How do I copy/clone a string including the heap?

I can't seem to copy a string including the heap. Clearly there is some concept I don't understand, I'm still a beginner in the particular language and still learning.

I'm getting a value returned into my variable called response which has the datatype reqwest::Response I want to copy the value of the string from here, so that I can work with that string and not worry about the variable called response because I might be populating that with something else later on, I don't know the rest of my plan.

I've read how when copying a string in Rust is copying the pointers to a heap, but I want to copy the heap as well. This might not be the most optimal in terms of clock cycles of the CPU, but the bottle neck in my code is going to be the speed of the API calls across the internet, so waiting for a few clock cycles of the CPU to copy the heap is not a problem.

pub async fn do_api_stuff7() -> Result<(), Box<dyn Error>> {
    let response: reqwest::Response = reqwest::Client::new()
        .header(AUTHORIZATION, "Bearer [AUTH_TOKEN]")
        .header(CONTENT_TYPE, "application/json")
        .header(ACCEPT, "application/json")       

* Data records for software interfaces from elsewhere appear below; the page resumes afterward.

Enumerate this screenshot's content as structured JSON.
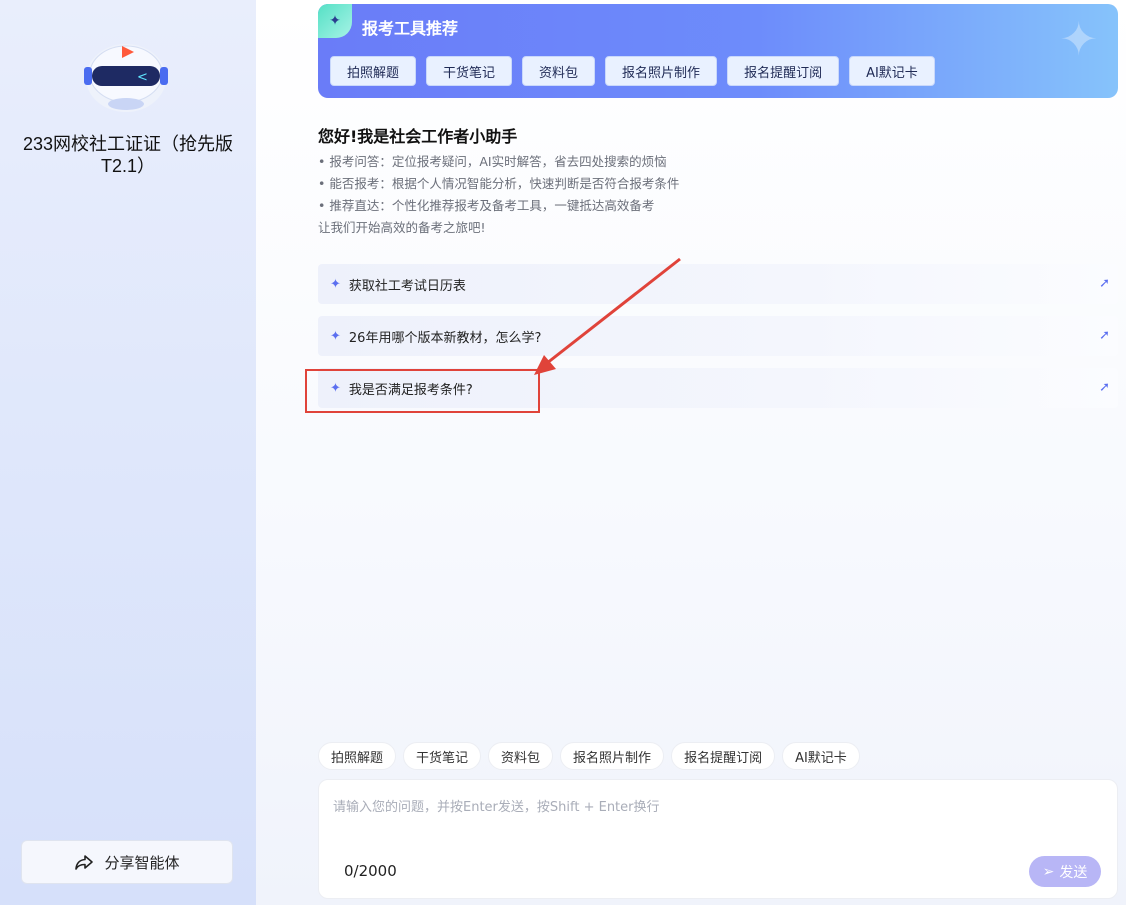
{
  "sidebar": {
    "agent_name": "233网校社工证证（抢先版T2.1）",
    "share_label": "分享智能体"
  },
  "banner": {
    "title": "报考工具推荐",
    "tools": [
      "拍照解题",
      "干货笔记",
      "资料包",
      "报名照片制作",
      "报名提醒订阅",
      "AI默记卡"
    ]
  },
  "greeting": {
    "title": "您好!我是社会工作者小助手",
    "lines": [
      "• 报考问答：定位报考疑问，AI实时解答，省去四处搜索的烦恼",
      "• 能否报考：根据个人情况智能分析，快速判断是否符合报考条件",
      "• 推荐直达：个性化推荐报考及备考工具，一键抵达高效备考",
      "让我们开始高效的备考之旅吧!"
    ]
  },
  "suggestions": [
    "获取社工考试日历表",
    "26年用哪个版本新教材，怎么学?",
    "我是否满足报考条件?"
  ],
  "quick_tools": [
    "拍照解题",
    "干货笔记",
    "资料包",
    "报名照片制作",
    "报名提醒订阅",
    "AI默记卡"
  ],
  "input": {
    "placeholder": "请输入您的问题，并按Enter发送，按Shift + Enter换行",
    "counter": "0/2000",
    "send_label": "发送"
  },
  "colors": {
    "accent": "#6a7cf8",
    "highlight_box": "#e0433a",
    "send_button": "#b8b6f6"
  }
}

    if response.status() != reqwest::StatusCode::OK {
        println!("not OK");
    } else {

    match response.status() {
        reqwest::StatusCode::OK => {
            println!("response {:?}", response);
            let mut res_str: &str = "";
            let mut str_is_ok = true;
            match response.text_with_charset("utf-8").await {
                Ok(res) => {
                    str_is_ok = true;
                    res_str = res.clone();
                Err(_) => {
                    str_is_ok = false;

            println!("{}", res_str);
        reqwest::StatusCode::UNAUTHORIZED => {
            println!("Need to grab a new token");
        other => {
            panic!("Uh oh! Something unexpected happened: {:?}", other);


In my code if you have a look down to the second match statement match response.text_with_charset("utf-8").await I create a variable called res_str just before the match statement so that the scope of this variable is outside that match statement.

Inside this second match statement I try to copy or clone or something anything just to copy the string including the heap.

Then after this second match statement have println!("{}", res_str); so I can print out the string.

I don't know if this second match statement was the right thing to do but I've been trying all sorts of things.

How do I copy a string including the heap?

The problem is that the type of res_str does not have any ownership of heap data, since it's a &str reference. If you consider making this local variable e. g. a String instead (not addressing the potentially confusing name for res_str: String in this case that's maybe suggesting a str) you could just do res_str = res in the match then. The Ok(res) you match on will already give you an owned value of type String that has nothing to do with the response variable anymore, as far as the borrow checker is concerned, so you don't even need to clone it.

I'm on mobile right now, so I won't go through the effort of addressing individual points and sentences, but (if you couldn't tell already by the above explanations), your question does indicate you might have some incorrect assumptions/preconceptions regarding how strings work. In particular, clone will actually clone the heap data (which is what you asked for) and the error you will be getting from your code above is cause by this new heap data not being assigned to a sufficiently long-lived owners. But also note that sometimes for copying a string, if you start out with a &str reference, the clone method will not work and you'll have to use something like to_owned or String::from (and there's a handful more equivalent alternatives) instead.


A String is something like

// The String                On the heap somewhere
[length][capacity][ptr] ---> [byte][byte][byte][byte]

And when you move the String -- transfer ownership -- it's true you just copy the pointer (and length and capacity).

let new_string = old_string;

// Old String (unusable)     On the heap somewhere
[length][capacity][ptr] ---> [byte][byte][byte][byte]
// New String                |
[length][capacity][ptr] -----'

But because you have transfered ownership (String is not Copy), the old String is not usable any more. The new String is now the sole owner of the data (including the data on the heap), and that's what you want in this case. The data on the heap wasn't duplicated, but because no one else can use it this isn't a problem.

let (res_str, str_is_ok) = match response.text_with_charset("utf-8").await {
    Ok(res) => (res, true),
    Err(_) => (String::new(), false), // String::new is cheap

We covered String, but what's a &str? It looks like:

// &str             data *somewhere* (heap, stack, static?  we don't know)
[length][ptr] ----> [byte][byte][byte][byte]

When talking about "literal strings", it's a &'static str pointing to static memory. If the lifetime isn't 'static, it's a temporary borrow of some string data somewhere, but you don't know where. You're not the sole owner of the underlying data.

Reference do implement Copy, so you can have many of them usable and pointing at the same data.

If you want to become the sole owner of the data (and get rid of the lifetime in the process), that's where clone/to_string/etc. come in. They copy the data from wherever the &str is pointing onto the heap and create a new String for you to own.

1 Like

Thank you for that.

This topic was automatically closed 90 days after the last reply. We invite you to open a new topic if you have further questions or comments.